A barrage of physicians' lawsuits challenging health plans' use of automated coding software appears to be having an effect on the plans. In the three years since the suits were first filed, plans have been softening their payment practices and are more willing to reveal previously secret payment policies, according to the plans, billing consultants and physicians who submit claims.
Michael Wasylik, M.D., a Tampa, Fla., orthopedic surgeon, says he used to see his bills downcoded, "but I don't see that now."
Health plan officials say they still bundle Current Procedural Terminology, or CPT, codes and in some cases remove CPT modifiers. But they are lifting a veil of secrecy about their methodologies and making more efforts to reveal and explain what the plans do.
Louis Dickey, M.D., senior medical director for national accounts at Hartford, Conn.-based Aetna, says that in the past year or two, the company sent letters to physicians providing its rationale for payment decisions whenever the decisions were questioned.
"We are really working with the provider community to get it right," says Aetna spokesperson David Carter.

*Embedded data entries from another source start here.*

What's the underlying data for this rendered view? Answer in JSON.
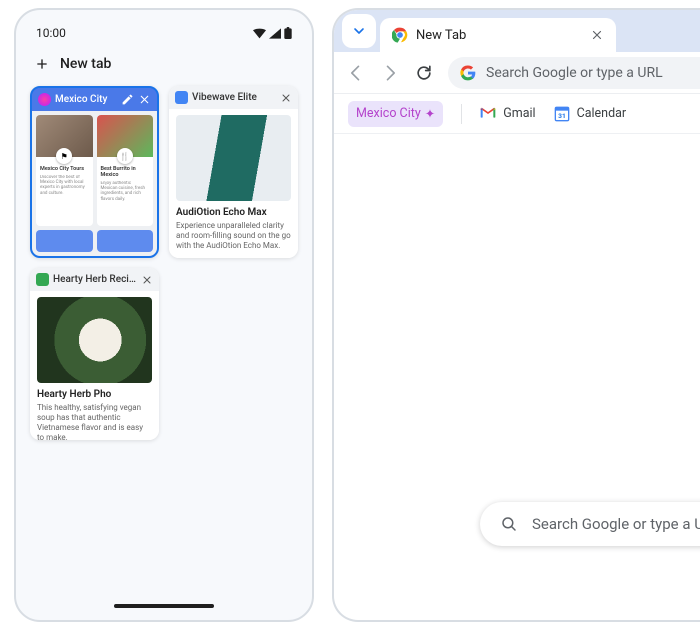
{
  "phone": {
    "status": {
      "time": "10:00"
    },
    "newTabLabel": "New tab",
    "tabs": [
      {
        "title": "Mexico City",
        "selected": true,
        "tiles": [
          {
            "title": "Mexico City Tours",
            "desc": "Discover the best of Mexico City with local experts in gastronomy and culture."
          },
          {
            "title": "Best Burrito in Mexico",
            "desc": "Enjoy authentic Mexican cuisine, fresh ingredients, and rich flavors daily."
          }
        ]
      },
      {
        "title": "Vibewave Elite",
        "selected": false,
        "cardTitle": "AudiOtion Echo Max",
        "cardDesc": "Experience unparalleled clarity and room-filling sound on the go with the AudiOtion Echo Max."
      },
      {
        "title": "Hearty Herb Recipe",
        "selected": false,
        "cardTitle": "Hearty Herb Pho",
        "cardDesc": "This healthy, satisfying vegan soup has that authentic Vietnamese flavor and is easy to make."
      }
    ]
  },
  "tablet": {
    "tabLabel": "New Tab",
    "omniboxPlaceholder": "Search Google or type a URL",
    "bookmarks": {
      "chip": "Mexico City",
      "items": [
        {
          "label": "Gmail",
          "color1": "#ea4335",
          "color2": "#4285f4"
        },
        {
          "label": "Calendar",
          "color": "#1a73e8",
          "day": "31"
        }
      ]
    },
    "ntpSearchPlaceholder": "Search Google or type a URL"
  },
  "colors": {
    "accent": "#1a73e8",
    "googleBlue": "#4285f4",
    "googleRed": "#ea4335",
    "googleYellow": "#fbbc04",
    "googleGreen": "#34a853",
    "chipBg": "#eae3fb",
    "chipText": "#b443cc"
  }
}
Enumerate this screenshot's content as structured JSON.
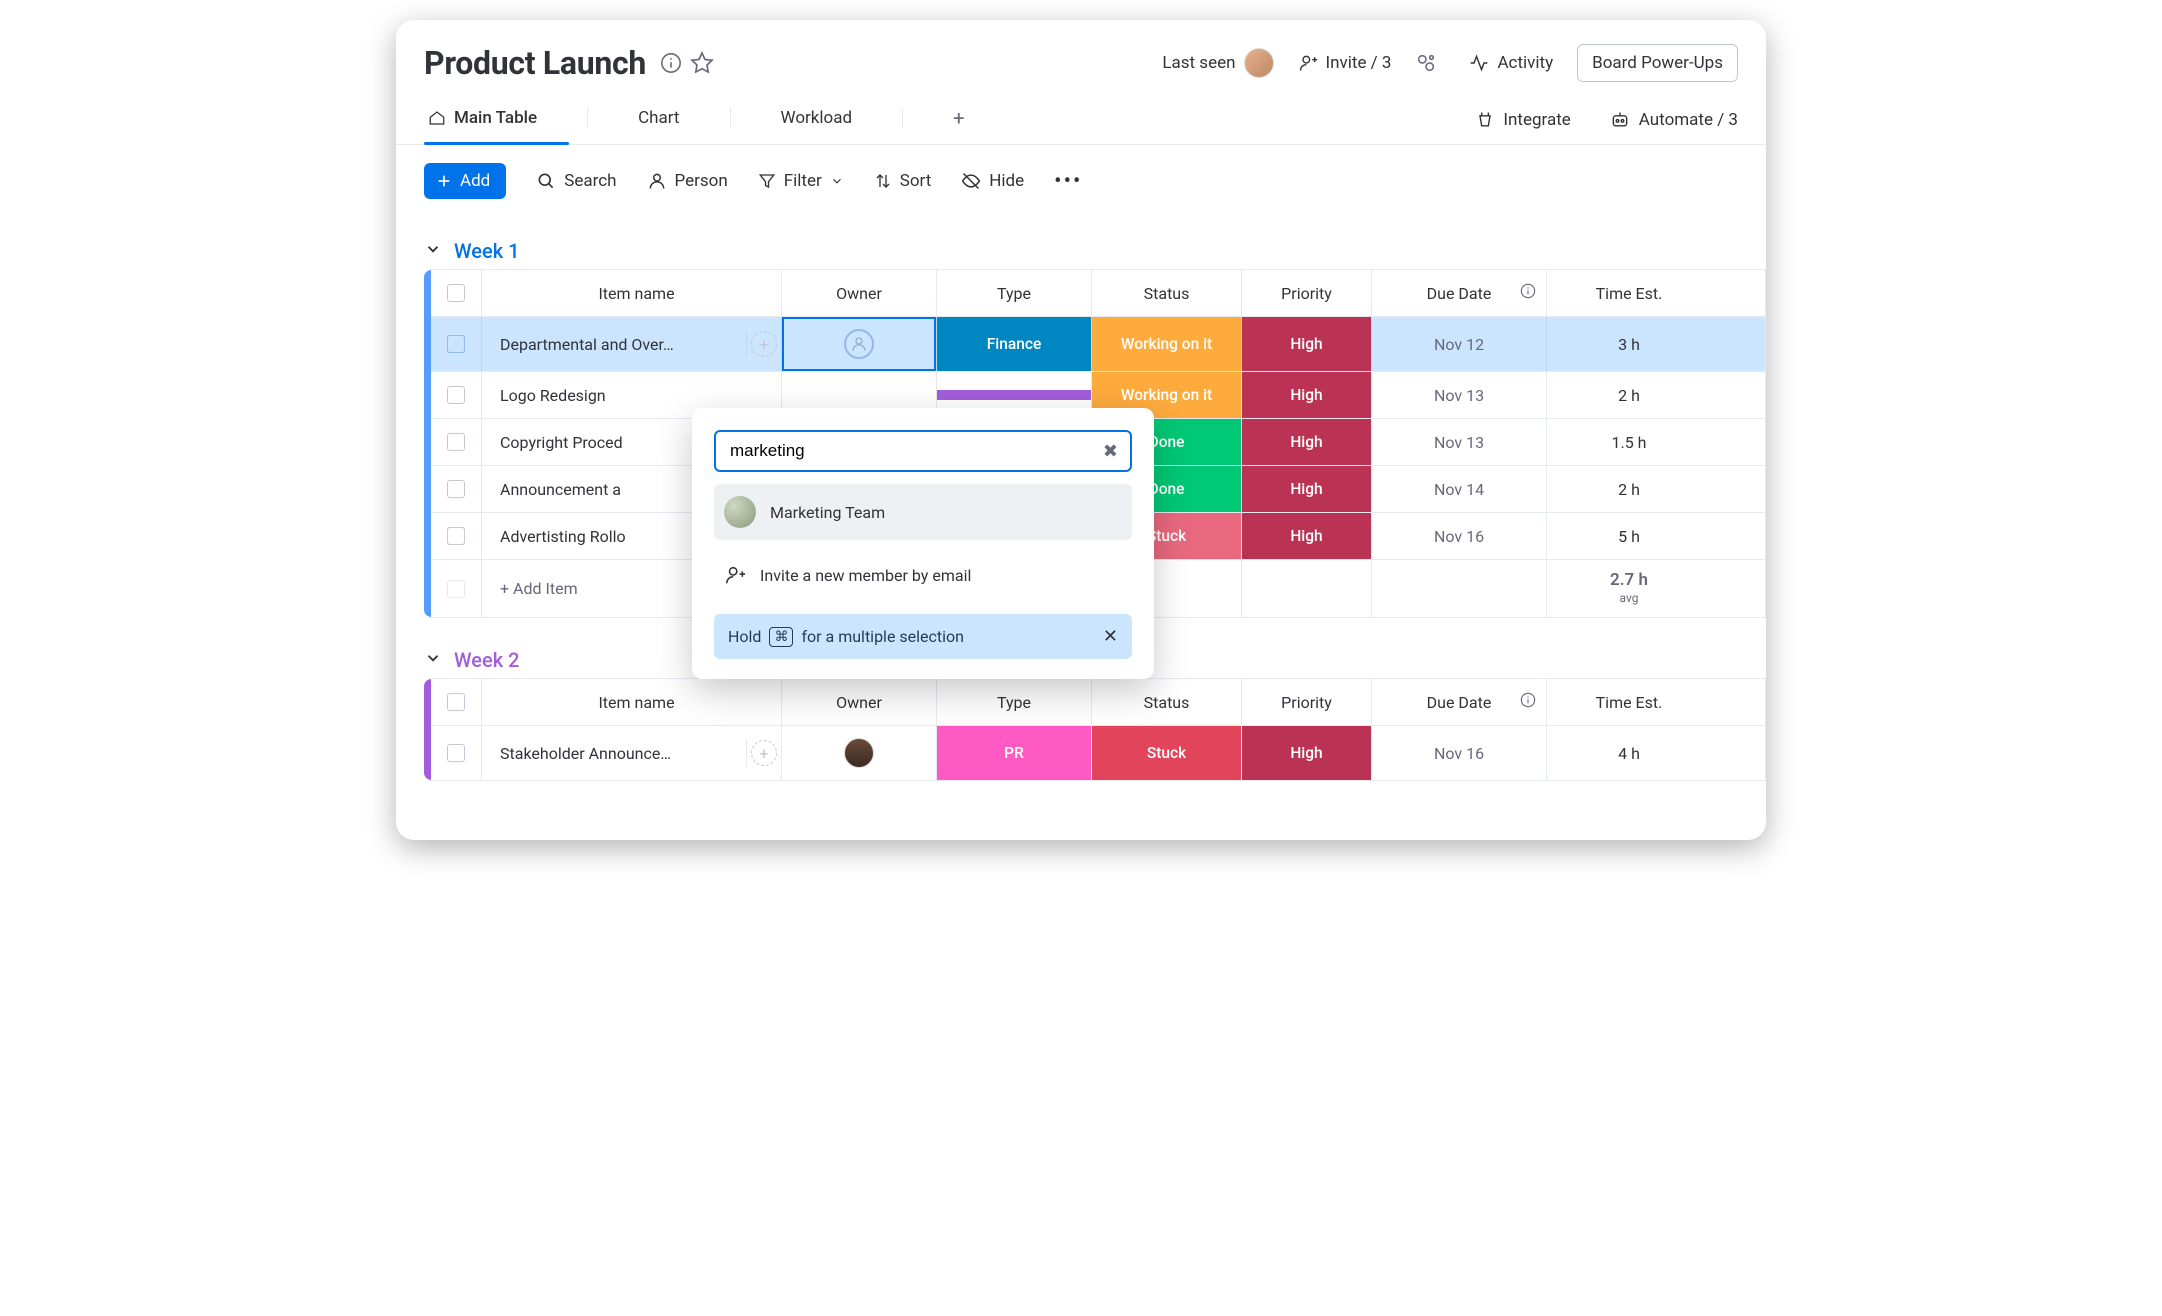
{
  "board": {
    "title": "Product Launch"
  },
  "header": {
    "last_seen_label": "Last seen",
    "invite_label": "Invite / 3",
    "activity_label": "Activity",
    "powerups_label": "Board Power-Ups"
  },
  "tabs": {
    "main": "Main Table",
    "chart": "Chart",
    "workload": "Workload",
    "integrate": "Integrate",
    "automate": "Automate / 3"
  },
  "toolbar": {
    "add": "Add",
    "search": "Search",
    "person": "Person",
    "filter": "Filter",
    "sort": "Sort",
    "hide": "Hide"
  },
  "columns": {
    "item": "Item name",
    "owner": "Owner",
    "type": "Type",
    "status": "Status",
    "priority": "Priority",
    "due": "Due Date",
    "time": "Time Est."
  },
  "groups": [
    {
      "name": "Week 1",
      "color": "#0073ea",
      "summary": {
        "time": "2.7 h",
        "time_sub": "avg"
      },
      "add_item_label": "+ Add Item",
      "rows": [
        {
          "name": "Departmental and Over…",
          "type": "Finance",
          "type_cls": "type-finance",
          "status": "Working on it",
          "status_cls": "status-working",
          "priority": "High",
          "due": "Nov 12",
          "time": "3 h",
          "selected": true,
          "owner_focus": true
        },
        {
          "name": "Logo Redesign",
          "type": "",
          "type_cls": "type-purple",
          "status": "Working on it",
          "status_cls": "status-working",
          "priority": "High",
          "due": "Nov 13",
          "time": "2 h"
        },
        {
          "name": "Copyright Proced",
          "type": "",
          "type_cls": "",
          "status": "Done",
          "status_cls": "status-done",
          "priority": "High",
          "due": "Nov 13",
          "time": "1.5 h"
        },
        {
          "name": "Announcement a",
          "type": "",
          "type_cls": "",
          "status": "Done",
          "status_cls": "status-done",
          "priority": "High",
          "due": "Nov 14",
          "time": "2 h"
        },
        {
          "name": "Advertisting Rollo",
          "type": "",
          "type_cls": "",
          "status": "Stuck",
          "status_cls": "status-stuck",
          "priority": "High",
          "due": "Nov 16",
          "time": "5 h"
        }
      ]
    },
    {
      "name": "Week 2",
      "color": "#a25ddc",
      "rows": [
        {
          "name": "Stakeholder Announce…",
          "type": "PR",
          "type_cls": "type-pr",
          "status": "Stuck",
          "status_cls": "status-stuck2",
          "priority": "High",
          "priority_cls": "priority-high",
          "due": "Nov 16",
          "time": "4 h",
          "has_owner_avatar": true
        }
      ]
    }
  ],
  "popover": {
    "search_value": "marketing",
    "option_team": "Marketing Team",
    "option_invite": "Invite a new member by email",
    "hint_pre": "Hold",
    "hint_key": "⌘",
    "hint_post": "for a multiple selection"
  }
}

Lawsuits play a part
Carter and others say plans have come to realize that battling providers is bad business. But the lawsuits, which have won some key pretrial victories, also seem to be playing a role.
San Francisco-based McKesson, the largest purveyor of claims processing software for plans, in the spring will begin offering software programs through payers that tell physicians which codes are bundled by the company's proprietary software, says Caroline Staudenmeier, general manager for clinical auditing compliance at McKesson in Malvern, Pa. She says its ClaimCheck software, which two-thirds of the plans use, has 1 million "edits," or ways to change the CPT coding.

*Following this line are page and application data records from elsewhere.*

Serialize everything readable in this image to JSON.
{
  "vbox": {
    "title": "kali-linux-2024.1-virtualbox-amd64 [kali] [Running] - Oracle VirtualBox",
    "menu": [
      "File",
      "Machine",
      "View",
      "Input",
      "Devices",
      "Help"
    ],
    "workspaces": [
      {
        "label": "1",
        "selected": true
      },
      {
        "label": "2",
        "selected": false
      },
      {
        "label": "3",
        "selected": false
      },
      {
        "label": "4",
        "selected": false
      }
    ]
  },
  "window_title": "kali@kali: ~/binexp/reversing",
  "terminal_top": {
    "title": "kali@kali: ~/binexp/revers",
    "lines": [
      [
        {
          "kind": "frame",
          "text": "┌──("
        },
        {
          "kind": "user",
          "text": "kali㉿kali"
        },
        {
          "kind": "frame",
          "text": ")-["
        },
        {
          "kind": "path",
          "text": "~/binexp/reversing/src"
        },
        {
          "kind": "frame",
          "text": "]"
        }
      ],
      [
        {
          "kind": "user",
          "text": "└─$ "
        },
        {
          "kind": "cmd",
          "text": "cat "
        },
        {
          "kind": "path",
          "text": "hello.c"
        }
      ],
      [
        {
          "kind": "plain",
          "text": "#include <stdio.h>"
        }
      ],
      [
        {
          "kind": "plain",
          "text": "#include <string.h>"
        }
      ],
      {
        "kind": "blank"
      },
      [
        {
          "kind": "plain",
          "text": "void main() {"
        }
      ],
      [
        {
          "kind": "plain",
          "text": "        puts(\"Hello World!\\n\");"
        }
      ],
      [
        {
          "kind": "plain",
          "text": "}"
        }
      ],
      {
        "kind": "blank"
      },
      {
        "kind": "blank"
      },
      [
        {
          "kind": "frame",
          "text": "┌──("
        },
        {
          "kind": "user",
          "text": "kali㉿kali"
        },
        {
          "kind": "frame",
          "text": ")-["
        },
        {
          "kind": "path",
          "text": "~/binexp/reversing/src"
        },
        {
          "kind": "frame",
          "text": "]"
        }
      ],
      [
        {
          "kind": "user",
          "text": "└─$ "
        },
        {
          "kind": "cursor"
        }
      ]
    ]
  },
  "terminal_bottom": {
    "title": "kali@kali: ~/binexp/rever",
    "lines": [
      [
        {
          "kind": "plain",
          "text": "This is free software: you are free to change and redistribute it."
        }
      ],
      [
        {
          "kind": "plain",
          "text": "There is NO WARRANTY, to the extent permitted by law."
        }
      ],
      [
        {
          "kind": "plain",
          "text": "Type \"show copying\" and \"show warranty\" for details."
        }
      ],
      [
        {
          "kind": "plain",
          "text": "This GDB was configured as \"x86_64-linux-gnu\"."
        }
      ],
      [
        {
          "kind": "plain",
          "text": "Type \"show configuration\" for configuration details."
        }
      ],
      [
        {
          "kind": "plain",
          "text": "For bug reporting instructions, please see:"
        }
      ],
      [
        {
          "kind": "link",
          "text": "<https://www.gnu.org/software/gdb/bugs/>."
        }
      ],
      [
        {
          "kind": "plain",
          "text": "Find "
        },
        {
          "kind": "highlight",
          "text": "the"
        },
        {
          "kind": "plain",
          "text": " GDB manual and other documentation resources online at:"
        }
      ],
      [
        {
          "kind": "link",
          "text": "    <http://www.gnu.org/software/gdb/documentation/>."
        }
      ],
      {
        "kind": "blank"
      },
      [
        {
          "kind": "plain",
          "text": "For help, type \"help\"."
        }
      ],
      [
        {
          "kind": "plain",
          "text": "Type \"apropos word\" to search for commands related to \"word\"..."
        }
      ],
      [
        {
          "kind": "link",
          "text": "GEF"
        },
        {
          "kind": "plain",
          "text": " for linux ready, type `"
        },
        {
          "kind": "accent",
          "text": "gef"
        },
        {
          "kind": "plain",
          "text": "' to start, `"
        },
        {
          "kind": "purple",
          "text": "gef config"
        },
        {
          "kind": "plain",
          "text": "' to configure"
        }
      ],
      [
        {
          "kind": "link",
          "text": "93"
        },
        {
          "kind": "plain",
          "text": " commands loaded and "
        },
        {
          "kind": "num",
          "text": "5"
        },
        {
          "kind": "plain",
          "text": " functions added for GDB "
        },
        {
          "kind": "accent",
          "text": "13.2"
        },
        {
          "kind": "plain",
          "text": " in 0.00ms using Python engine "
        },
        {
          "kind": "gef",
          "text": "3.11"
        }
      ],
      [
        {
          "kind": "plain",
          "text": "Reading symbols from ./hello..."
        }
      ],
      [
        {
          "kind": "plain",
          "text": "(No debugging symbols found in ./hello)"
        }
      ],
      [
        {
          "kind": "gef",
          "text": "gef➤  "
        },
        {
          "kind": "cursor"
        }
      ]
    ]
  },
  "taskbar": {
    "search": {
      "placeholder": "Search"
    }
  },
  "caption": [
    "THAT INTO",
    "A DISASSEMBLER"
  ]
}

This year, two sets of lawsuits that target the automated systems-one group being heard in federal court in Miami, the other in state court in Illinois-have won class action status. However, class action for the Miami lawsuits is being appealed.

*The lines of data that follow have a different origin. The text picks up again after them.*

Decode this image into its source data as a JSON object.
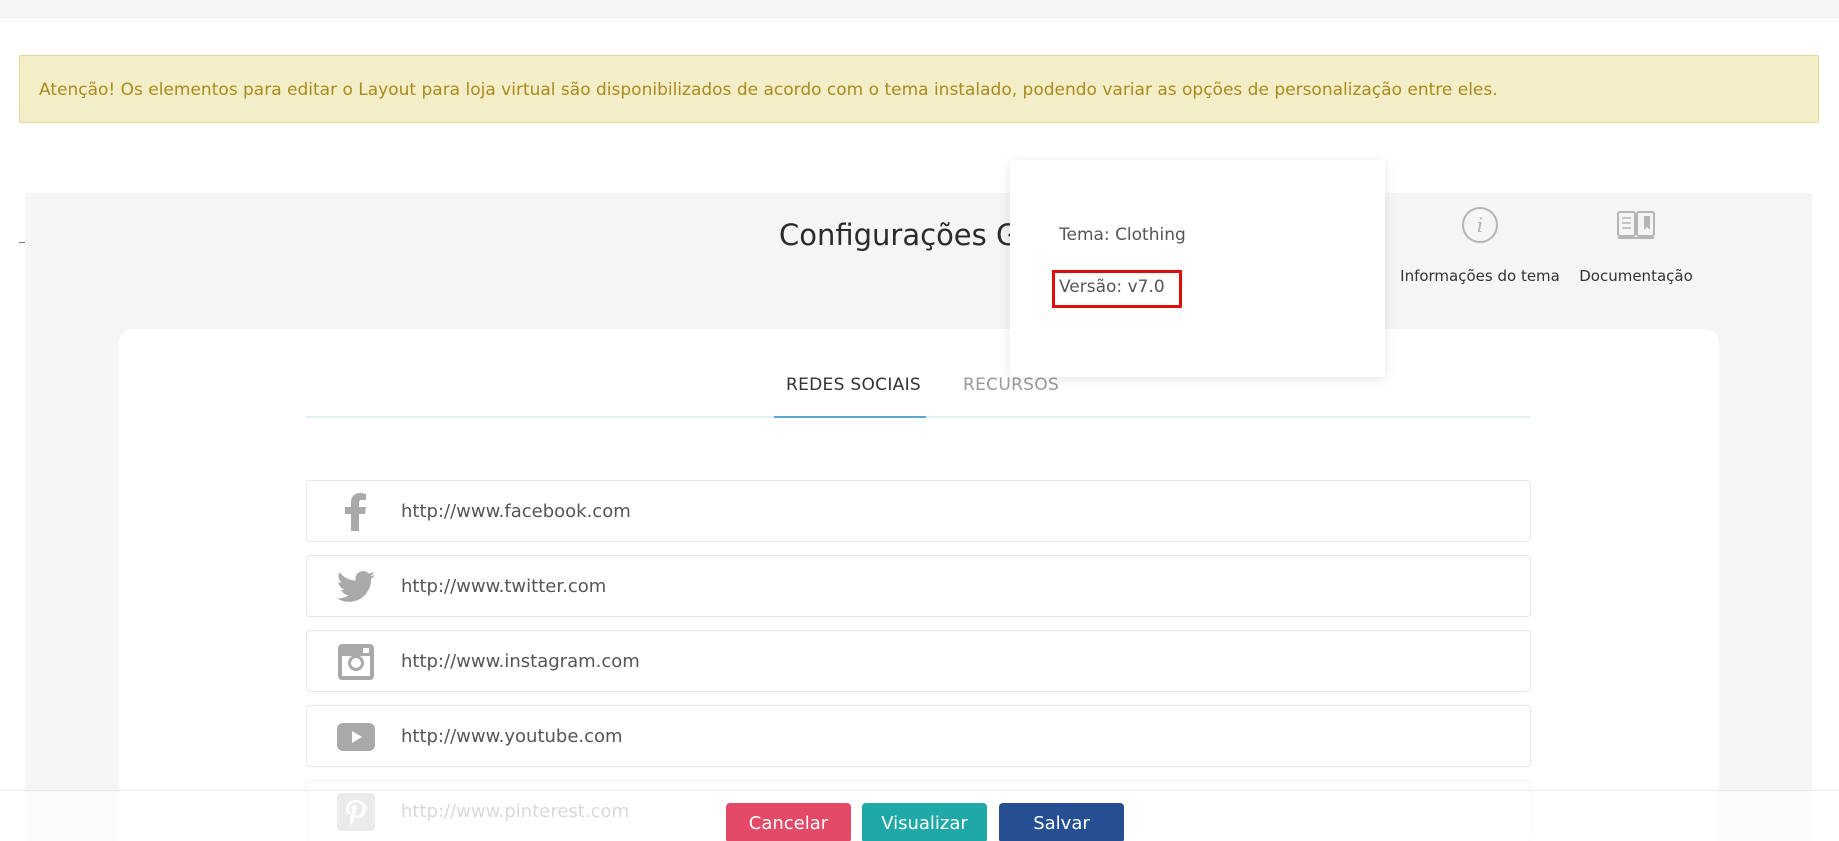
{
  "alert": {
    "text": "Atenção! Os elementos para editar o Layout para loja virtual são disponibilizados de acordo com o tema instalado, podendo variar as opções de personalização entre eles."
  },
  "header": {
    "title": "Configurações Ge",
    "actions": [
      {
        "label": "Informações do tema",
        "icon": "info-circle-icon"
      },
      {
        "label": "Documentação",
        "icon": "book-icon"
      }
    ]
  },
  "popover": {
    "theme_line": "Tema: Clothing",
    "version_line": "Versão: v7.0",
    "highlight_color": "#e00d0d"
  },
  "tabs": [
    {
      "label": "REDES SOCIAIS",
      "active": true
    },
    {
      "label": "RECURSOS",
      "active": false
    }
  ],
  "social_links": [
    {
      "icon": "facebook-icon",
      "value": "http://www.facebook.com"
    },
    {
      "icon": "twitter-icon",
      "value": "http://www.twitter.com"
    },
    {
      "icon": "instagram-icon",
      "value": "http://www.instagram.com"
    },
    {
      "icon": "youtube-icon",
      "value": "http://www.youtube.com"
    },
    {
      "icon": "pinterest-icon",
      "value": "http://www.pinterest.com"
    }
  ],
  "footer": {
    "cancel_label": "Cancelar",
    "view_label": "Visualizar",
    "save_label": "Salvar"
  },
  "colors": {
    "cancel": "#e44a67",
    "view": "#1fa8a8",
    "save": "#254f92",
    "tab_accent": "#5aa7d6",
    "alert_bg": "#f4eec8",
    "alert_text": "#a98b1d"
  }
}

The mammoth Miami suits pit five medical societies, including those in Texas and California, against 10 plans, including Aetna, United Healthcare and Cigna.
When he gave class action status to the Miami suits on Sept. 26, U.S. District Judge Federico Moreno questioned the extent that plans rely on automated software to determine payment. He noted the CPT codes the software reads "are simply code numbers that do not contain anything that would allow a benefit analyst or claims processor to make a distinction between different codes."
But Richard Doren, the attorney representing Aetna in the Miami suits, notes that automated systems have helped plans comply with prompt-payment laws. Aetna last year processed 210 million claims, impossible to do by hand, he says.
Archie Lamb, attorney for the medical societies in the Miami suits, says physicians don't object to automated processing, such as the basic McKesson product. But he says plans significantly alter ClaimCheck for their own purposes and, in many cases, still won't reveal their methodologies to physicians.
In contrast, physicians generally tolerate Medicare's own claims processing rules, the Correct Coding Initiative, because the government seeks input from physicians and the methodology is publicly reported, says Teresa Devine, director of healthcare financing at the Texas Medical Association.
David Rogers, M.D., a member of TMA's council for socioeconomics, says the CCI bundles, but adds that it generally makes clinical sense. When several procedures are done together, the payer can eliminate all but the most important code. But Rogers says commercial payers often choose the least important code because it is the cheapest.
States want transparency
In addition to the lawsuits, states have begun to demand the same kind of openness that the Medicare process has. Texas and Georgia have begun to require that plans reveal their claims processing methodologies. And on Aug. 1, Tennessee enacted a law requiring insurers to disclose rates for every unbundled CPT code.
Lamb says any changes that plans have introduced since the lawsuits were filed will not affect the cases.
"There are 12 years of bad conduct that already have taken place," he says, referring to the period covered in the suits.
Rogers says the medical societies have a strong case that health plans have committed fraud against doctors, and he believes the suits will prevail when they go to trial, scheduled for May.
To fix the problem, Rogers says all payers should adopt one set of bundling rules created with physician input, like the Correct Coding Initiative.
"Whoever controls the edits controls how much goes to the providers," he says.